Playable on all regions the Blu-ray looks really rather wonderful and houses a few extras not available on the standard DVD. Presenting the film in a ratio of 2.35:1, here we find an AVC encode copes perfectly well with Hanna’s globetrotting and is equally comfortable with the Finnish fairytale snowscapes as it is Morocco’s climes on the opposite end of the spectrum. Detail is consistently high, skin tones appear correct and black levels just as you would expect them. Note that any discrepancies are down to the film’s shifts in style (the key flashback scene, for example, is intentionally softer) and not a side-effect of the disc’s production. As for the soundtrack, here we find a 5.1 DTS-HD rendering that similarly impresses: dialogue is crisp and clear and never once overwhelmed by the Chemical Brothers score which binds nicely with the SFX to barely discernible effect. All told, an excellent presentation.
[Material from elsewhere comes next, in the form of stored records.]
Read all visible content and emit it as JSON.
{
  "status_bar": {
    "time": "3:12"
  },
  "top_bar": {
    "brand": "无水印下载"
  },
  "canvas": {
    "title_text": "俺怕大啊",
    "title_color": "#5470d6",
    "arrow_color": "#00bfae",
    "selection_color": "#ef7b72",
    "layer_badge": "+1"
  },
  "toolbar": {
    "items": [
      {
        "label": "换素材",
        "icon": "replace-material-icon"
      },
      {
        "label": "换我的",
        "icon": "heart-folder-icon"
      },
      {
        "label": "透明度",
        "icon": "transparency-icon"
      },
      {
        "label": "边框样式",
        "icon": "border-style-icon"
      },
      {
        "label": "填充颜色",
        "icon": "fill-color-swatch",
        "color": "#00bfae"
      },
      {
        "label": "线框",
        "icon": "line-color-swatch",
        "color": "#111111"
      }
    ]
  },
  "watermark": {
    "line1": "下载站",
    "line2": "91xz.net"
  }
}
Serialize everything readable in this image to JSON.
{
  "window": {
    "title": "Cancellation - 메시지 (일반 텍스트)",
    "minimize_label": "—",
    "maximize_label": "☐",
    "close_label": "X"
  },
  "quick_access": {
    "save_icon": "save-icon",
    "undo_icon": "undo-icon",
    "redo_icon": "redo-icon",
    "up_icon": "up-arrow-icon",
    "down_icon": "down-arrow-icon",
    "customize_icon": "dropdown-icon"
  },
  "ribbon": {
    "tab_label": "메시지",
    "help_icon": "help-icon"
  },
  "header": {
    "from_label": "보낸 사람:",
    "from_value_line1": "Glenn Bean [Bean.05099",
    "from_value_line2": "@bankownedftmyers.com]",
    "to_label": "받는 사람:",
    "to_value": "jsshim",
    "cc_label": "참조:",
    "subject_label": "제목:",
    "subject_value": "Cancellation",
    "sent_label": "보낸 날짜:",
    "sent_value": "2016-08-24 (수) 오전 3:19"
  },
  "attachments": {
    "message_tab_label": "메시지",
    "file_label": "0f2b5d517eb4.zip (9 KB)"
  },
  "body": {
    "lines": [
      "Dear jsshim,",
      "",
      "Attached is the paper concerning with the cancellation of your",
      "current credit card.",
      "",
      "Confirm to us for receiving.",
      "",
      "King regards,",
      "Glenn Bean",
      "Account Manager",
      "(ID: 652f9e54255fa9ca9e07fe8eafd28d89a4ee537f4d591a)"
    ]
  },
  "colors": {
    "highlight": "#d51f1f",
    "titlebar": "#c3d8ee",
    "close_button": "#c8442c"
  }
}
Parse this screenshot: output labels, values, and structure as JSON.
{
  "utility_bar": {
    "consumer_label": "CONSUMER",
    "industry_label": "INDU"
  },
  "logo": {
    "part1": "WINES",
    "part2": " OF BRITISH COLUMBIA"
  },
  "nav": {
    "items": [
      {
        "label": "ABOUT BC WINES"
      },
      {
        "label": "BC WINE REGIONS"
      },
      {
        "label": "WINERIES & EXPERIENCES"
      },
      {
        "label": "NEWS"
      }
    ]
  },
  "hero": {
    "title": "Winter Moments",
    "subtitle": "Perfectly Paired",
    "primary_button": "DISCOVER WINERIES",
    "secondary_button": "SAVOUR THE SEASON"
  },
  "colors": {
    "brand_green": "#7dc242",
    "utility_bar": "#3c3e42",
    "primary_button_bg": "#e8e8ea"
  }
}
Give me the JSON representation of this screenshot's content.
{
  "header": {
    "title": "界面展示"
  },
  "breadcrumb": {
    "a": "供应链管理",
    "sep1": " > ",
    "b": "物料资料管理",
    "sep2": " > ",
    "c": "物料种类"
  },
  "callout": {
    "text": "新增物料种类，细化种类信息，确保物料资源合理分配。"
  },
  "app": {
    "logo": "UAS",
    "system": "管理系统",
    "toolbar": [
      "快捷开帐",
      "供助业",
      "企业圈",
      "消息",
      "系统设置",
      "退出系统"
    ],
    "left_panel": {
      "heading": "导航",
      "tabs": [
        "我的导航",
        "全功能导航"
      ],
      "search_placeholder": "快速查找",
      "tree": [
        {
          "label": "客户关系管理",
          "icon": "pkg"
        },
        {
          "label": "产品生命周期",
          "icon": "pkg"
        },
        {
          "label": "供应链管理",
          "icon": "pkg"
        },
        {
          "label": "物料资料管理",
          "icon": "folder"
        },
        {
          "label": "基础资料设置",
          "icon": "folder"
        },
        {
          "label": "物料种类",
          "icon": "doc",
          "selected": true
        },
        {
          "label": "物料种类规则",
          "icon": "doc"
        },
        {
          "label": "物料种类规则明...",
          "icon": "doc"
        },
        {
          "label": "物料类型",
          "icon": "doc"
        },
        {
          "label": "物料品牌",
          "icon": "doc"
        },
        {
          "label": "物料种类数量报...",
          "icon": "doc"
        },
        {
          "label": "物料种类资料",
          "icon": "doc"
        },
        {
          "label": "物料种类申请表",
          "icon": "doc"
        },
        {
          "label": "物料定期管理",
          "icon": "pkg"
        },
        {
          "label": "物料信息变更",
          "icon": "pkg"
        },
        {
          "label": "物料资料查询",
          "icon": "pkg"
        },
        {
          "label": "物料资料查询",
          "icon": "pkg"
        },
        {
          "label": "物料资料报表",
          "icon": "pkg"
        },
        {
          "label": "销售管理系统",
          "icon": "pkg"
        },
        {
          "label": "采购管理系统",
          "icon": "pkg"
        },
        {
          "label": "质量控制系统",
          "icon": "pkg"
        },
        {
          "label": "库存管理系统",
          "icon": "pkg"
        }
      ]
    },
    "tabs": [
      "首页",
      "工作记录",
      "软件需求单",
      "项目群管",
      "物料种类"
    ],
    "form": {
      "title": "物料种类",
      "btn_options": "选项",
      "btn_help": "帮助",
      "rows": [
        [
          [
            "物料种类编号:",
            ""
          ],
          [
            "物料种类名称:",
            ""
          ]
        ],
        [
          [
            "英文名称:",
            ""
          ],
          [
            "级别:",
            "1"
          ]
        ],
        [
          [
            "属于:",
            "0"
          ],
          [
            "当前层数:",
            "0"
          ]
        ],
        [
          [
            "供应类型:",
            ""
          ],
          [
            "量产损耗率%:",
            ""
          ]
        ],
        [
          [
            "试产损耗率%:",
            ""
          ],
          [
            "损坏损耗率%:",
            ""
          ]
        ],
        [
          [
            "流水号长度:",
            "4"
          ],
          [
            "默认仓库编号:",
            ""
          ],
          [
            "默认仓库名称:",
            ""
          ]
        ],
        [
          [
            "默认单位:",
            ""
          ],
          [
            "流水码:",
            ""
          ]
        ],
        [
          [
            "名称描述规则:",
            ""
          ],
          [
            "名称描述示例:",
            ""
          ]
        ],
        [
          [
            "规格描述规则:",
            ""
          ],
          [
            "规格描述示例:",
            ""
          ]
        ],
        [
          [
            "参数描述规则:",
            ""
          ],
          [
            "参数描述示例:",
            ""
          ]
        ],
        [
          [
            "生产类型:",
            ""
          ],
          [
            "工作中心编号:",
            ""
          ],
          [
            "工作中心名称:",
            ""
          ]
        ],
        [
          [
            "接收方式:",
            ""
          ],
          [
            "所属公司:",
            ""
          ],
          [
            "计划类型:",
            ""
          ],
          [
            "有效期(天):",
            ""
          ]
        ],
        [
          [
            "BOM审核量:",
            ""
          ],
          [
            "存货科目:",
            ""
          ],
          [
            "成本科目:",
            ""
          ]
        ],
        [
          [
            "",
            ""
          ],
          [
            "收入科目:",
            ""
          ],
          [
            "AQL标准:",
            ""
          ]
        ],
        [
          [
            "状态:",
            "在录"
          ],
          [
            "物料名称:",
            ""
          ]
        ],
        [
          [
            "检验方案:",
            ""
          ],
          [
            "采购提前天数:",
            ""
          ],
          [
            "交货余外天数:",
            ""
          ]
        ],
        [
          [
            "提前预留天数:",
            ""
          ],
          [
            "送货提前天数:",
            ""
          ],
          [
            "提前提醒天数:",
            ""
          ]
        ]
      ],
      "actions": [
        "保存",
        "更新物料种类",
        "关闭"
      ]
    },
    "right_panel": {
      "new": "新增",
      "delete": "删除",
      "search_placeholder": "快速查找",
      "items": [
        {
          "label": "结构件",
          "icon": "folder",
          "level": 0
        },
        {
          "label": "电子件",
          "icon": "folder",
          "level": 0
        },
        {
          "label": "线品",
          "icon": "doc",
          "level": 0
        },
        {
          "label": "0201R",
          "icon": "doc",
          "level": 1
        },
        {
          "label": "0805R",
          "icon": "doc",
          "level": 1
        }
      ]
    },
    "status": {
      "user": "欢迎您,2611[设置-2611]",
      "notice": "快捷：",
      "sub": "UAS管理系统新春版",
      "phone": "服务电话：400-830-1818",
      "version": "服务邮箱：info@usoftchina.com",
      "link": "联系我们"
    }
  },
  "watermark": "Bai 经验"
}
Extras amount to a handful of mostly brief featurettes, another handful of deleted scenes (including an alternative ending) and a commentary by Wright. The latter is the meatiest of the bunch and sees the director attempt to cram as much information in as he possibly can. However, as he admits early on, the film does go by rather quickly and as such he does struggle to say everything he wants to at particular moments. In one respect this does at least keep the track flowing - Wright barely ever seems to pause for breath - but then it also means that he rarely gets into any depth. The Bowie track, for example, is there simply because he’s a big Bowie fan; the flashback scene reminds him vaguely of European cinema but he can’t put his finger on exactly why - and neither does he have the time to ponder as he’s swiftly onto the next scene, moment, detail, what-have-you. This scantiness afflicts the featurettes too given their brisk running time (one of them, ‘The Wild World of Hanna’, is just two minutes long!). Each is essentially a mix of B-roll footage and interview material roughly shoe-horned into thematic packages although this doesn’t always work. The one entitled ‘Central Intelligence Allegory’, for example, starts out talking about the CIA, but then moves onto the fairytale elements, the storyboarding process and more besides. Indeed, it’s hard not to wish that these various pieces were simply assembled into one larger, more coherent piece that was easier to get a handle of. That way, hopefully, you could also remove all of the EPK-style fluff that adorns each and every one of these minutes-long additions. The only exception to this is the ‘Anatomy of a Scene’ piece which essentially finds Wright delivering another commentary, albeit only for the three-minute duration of the sequence in question and so, once again, with the same problems of scantiness that affects the extras elsewhere. As for the deleted scenes, here we find three which build slightly on the Morocco passages (totalling just under four minutes) and a minute-and-a-half alternate ending which is slightly tidier than the one in the finished film, but needlessly so.